At least 35 people have been killed in more than a week of protests that erupted in Iran after the death of a young woman in police custody, state media reported.
"The number of people who died in recent riots in the country has risen to 35 people," the Borna news agency, which is affiliated to the sports ministry, said late on Friday, citing state television.
The official toll had previously stood at 17 dead, including five security personnel.
Demonstrators have taken to the streets of major cities across Iran, including Tehran, for eight straight nights since the death of Mahsa Amini.
The 22-year-old Kurdish woman was pronounced dead three days after her arrest in the Iranian capital for wearing the hijab headscarf in an "improper" way.

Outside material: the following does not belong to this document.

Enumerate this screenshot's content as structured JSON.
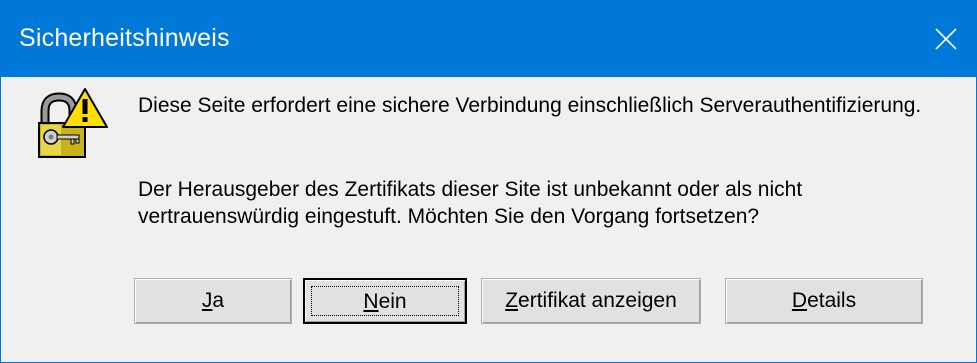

Thousands of people marched through Tehran during a pro-hijab rally on Friday, paying tribute to security forces who have moved to quell a week of protests by what media called "conspirators".
Demonstrations in support of the security forces also took place in several cities across the country including Ahvaz, Isfahan, Qom and Tabriz.
Amini died after spending three days in a coma after her arrest by Iran's morality police, a unit responsible for enforcing the Islamic republic's strict dress code for women.
Activists said she suffered a blow to the head in custody but this has not been confirmed by the Iranian authorities, who have opened an investigation.
On Friday night, Interior Minister Ahmad Vahidi said Amini had not been beaten.
"Reports from oversight bodies were received, witnesses were interviewed, videos were reviewed, forensic opinions were obtained and it was found that there had been no beating," Vahidi was quoted as saying by Iranian media.
The minister indicated said the government was investigating the cause of Amini's death, adding "we must wait for the final opinion of the medical examiner, which takes time".
Vahidi criticised "those who took irresponsible positions... incited violence and followed the United States, European countries and anti-revolutionary groups." (AFP)